→ **Problem requirements**: Once you have read the data below, write it all out exactly.

● ● ●

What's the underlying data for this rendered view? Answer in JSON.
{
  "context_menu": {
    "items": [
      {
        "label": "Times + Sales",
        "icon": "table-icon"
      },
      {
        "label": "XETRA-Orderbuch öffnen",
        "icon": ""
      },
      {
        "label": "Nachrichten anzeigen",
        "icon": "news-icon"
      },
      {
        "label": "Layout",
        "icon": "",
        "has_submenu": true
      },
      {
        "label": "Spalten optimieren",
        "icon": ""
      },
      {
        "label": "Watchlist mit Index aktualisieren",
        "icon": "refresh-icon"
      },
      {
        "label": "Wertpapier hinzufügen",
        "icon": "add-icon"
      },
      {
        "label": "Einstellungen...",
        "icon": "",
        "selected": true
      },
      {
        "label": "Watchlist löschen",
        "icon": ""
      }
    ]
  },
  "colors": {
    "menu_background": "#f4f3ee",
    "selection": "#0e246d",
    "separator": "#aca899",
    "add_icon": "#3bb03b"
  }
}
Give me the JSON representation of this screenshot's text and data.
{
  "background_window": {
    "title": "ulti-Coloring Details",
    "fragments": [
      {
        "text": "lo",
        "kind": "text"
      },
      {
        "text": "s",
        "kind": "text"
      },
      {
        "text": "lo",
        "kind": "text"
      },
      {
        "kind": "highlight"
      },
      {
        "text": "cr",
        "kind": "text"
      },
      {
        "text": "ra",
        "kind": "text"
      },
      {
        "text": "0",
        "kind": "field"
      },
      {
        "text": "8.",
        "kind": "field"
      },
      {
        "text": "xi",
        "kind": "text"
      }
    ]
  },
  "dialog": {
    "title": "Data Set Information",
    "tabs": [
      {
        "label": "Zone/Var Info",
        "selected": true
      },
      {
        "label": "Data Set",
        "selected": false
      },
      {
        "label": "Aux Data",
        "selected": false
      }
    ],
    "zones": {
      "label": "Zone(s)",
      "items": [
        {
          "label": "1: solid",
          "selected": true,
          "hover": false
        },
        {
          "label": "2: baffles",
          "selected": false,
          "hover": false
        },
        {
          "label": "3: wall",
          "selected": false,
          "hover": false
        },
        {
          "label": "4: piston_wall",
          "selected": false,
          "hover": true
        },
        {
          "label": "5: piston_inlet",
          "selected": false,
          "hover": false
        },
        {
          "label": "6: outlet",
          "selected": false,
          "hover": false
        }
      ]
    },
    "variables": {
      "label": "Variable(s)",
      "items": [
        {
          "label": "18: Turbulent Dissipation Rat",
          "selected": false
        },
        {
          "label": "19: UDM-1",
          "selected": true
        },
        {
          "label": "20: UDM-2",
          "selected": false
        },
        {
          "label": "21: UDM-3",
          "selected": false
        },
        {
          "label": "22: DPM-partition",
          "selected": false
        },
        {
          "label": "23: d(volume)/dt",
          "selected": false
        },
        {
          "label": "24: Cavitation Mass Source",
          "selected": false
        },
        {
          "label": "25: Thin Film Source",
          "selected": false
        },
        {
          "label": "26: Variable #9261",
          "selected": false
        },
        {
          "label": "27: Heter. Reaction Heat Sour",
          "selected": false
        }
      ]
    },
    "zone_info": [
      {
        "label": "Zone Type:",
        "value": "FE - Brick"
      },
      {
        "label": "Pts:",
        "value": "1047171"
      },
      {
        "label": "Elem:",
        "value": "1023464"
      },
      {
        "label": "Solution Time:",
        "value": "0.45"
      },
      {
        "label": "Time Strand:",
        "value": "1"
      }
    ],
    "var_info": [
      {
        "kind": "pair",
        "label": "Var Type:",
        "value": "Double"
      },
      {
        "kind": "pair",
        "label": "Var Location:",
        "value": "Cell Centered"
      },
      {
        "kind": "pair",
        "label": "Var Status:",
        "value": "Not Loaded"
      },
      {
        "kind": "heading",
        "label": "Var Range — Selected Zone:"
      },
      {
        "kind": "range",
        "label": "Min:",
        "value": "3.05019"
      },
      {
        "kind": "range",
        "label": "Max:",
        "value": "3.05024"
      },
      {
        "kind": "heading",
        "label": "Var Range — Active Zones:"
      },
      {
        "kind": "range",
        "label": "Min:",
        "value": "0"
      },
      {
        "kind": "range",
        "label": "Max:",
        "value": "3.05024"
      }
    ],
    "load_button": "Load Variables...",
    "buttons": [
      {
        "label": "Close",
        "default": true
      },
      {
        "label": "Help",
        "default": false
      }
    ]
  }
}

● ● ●

→ **Response to the task**:
What's the underlying data for this rendered view? Answer in JSON.
{
  "context_menu": {
    "items": [
      {
        "label": "Times + Sales",
        "icon": "table-icon"
      },
      {
        "label": "XETRA-Orderbuch öffnen",
        "icon": ""
      },
      {
        "label": "Nachrichten anzeigen",
        "icon": "news-icon"
      },
      {
        "label": "Layout",
        "icon": "",
        "has_submenu": true
      },
      {
        "label": "Spalten optimieren",
        "icon": ""
      },
      {
        "label": "Watchlist mit Index aktualisieren",
        "icon": "refresh-icon"
      },
      {
        "label": "Wertpapier hinzufügen",
        "icon": "add-icon"
      },
      {
        "label": "Einstellungen...",
        "icon": "",
        "selected": true
      },
      {
        "label": "Watchlist löschen",
        "icon": ""
      }
    ]
  },
  "colors": {
    "menu_background": "#f4f3ee",
    "selection": "#0e246d",
    "separator": "#aca899",
    "add_icon": "#3bb03b"
  }
}
Give me the JSON representation of this screenshot's text and data.
{
  "background_window": {
    "title": "ulti-Coloring Details",
    "fragments": [
      {
        "text": "lo",
        "kind": "text"
      },
      {
        "text": "s",
        "kind": "text"
      },
      {
        "text": "lo",
        "kind": "text"
      },
      {
        "kind": "highlight"
      },
      {
        "text": "cr",
        "kind": "text"
      },
      {
        "text": "ra",
        "kind": "text"
      },
      {
        "text": "0",
        "kind": "field"
      },
      {
        "text": "8.",
        "kind": "field"
      },
      {
        "text": "xi",
        "kind": "text"
      }
    ]
  },
  "dialog": {
    "title": "Data Set Information",
    "tabs": [
      {
        "label": "Zone/Var Info",
        "selected": true
      },
      {
        "label": "Data Set",
        "selected": false
      },
      {
        "label": "Aux Data",
        "selected": false
      }
    ],
    "zones": {
      "label": "Zone(s)",
      "items": [
        {
          "label": "1: solid",
          "selected": true,
          "hover": false
        },
        {
          "label": "2: baffles",
          "selected": false,
          "hover": false
        },
        {
          "label": "3: wall",
          "selected": false,
          "hover": false
        },
        {
          "label": "4: piston_wall",
          "selected": false,
          "hover": true
        },
        {
          "label": "5: piston_inlet",
          "selected": false,
          "hover": false
        },
        {
          "label": "6: outlet",
          "selected": false,
          "hover": false
        }
      ]
    },
    "variables": {
      "label": "Variable(s)",
      "items": [
        {
          "label": "18: Turbulent Dissipation Rat",
          "selected": false
        },
        {
          "label": "19: UDM-1",
          "selected": true
        },
        {
          "label": "20: UDM-2",
          "selected": false
        },
        {
          "label": "21: UDM-3",
          "selected": false
        },
        {
          "label": "22: DPM-partition",
          "selected": false
        },
        {
          "label": "23: d(volume)/dt",
          "selected": false
        },
        {
          "label": "24: Cavitation Mass Source",
          "selected": false
        },
        {
          "label": "25: Thin Film Source",
          "selected": false
        },
        {
          "label": "26: Variable #9261",
          "selected": false
        },
        {
          "label": "27: Heter. Reaction Heat Sour",
          "selected": false
        }
      ]
    },
    "zone_info": [
      {
        "label": "Zone Type:",
        "value": "FE - Brick"
      },
      {
        "label": "Pts:",
        "value": "1047171"
      },
      {
        "label": "Elem:",
        "value": "1023464"
      },
      {
        "label": "Solution Time:",
        "value": "0.45"
      },
      {
        "label": "Time Strand:",
        "value": "1"
      }
    ],
    "var_info": [
      {
        "kind": "pair",
        "label": "Var Type:",
        "value": "Double"
      },
      {
        "kind": "pair",
        "label": "Var Location:",
        "value": "Cell Centered"
      },
      {
        "kind": "pair",
        "label": "Var Status:",
        "value": "Not Loaded"
      },
      {
        "kind": "heading",
        "label": "Var Range — Selected Zone:"
      },
      {
        "kind": "range",
        "label": "Min:",
        "value": "3.05019"
      },
      {
        "kind": "range",
        "label": "Max:",
        "value": "3.05024"
      },
      {
        "kind": "heading",
        "label": "Var Range — Active Zones:"
      },
      {
        "kind": "range",
        "label": "Min:",
        "value": "0"
      },
      {
        "kind": "range",
        "label": "Max:",
        "value": "3.05024"
      }
    ],
    "load_button": "Load Variables...",
    "buttons": [
      {
        "label": "Close",
        "default": true
      },
      {
        "label": "Help",
        "default": false
      }
    ]
  }
}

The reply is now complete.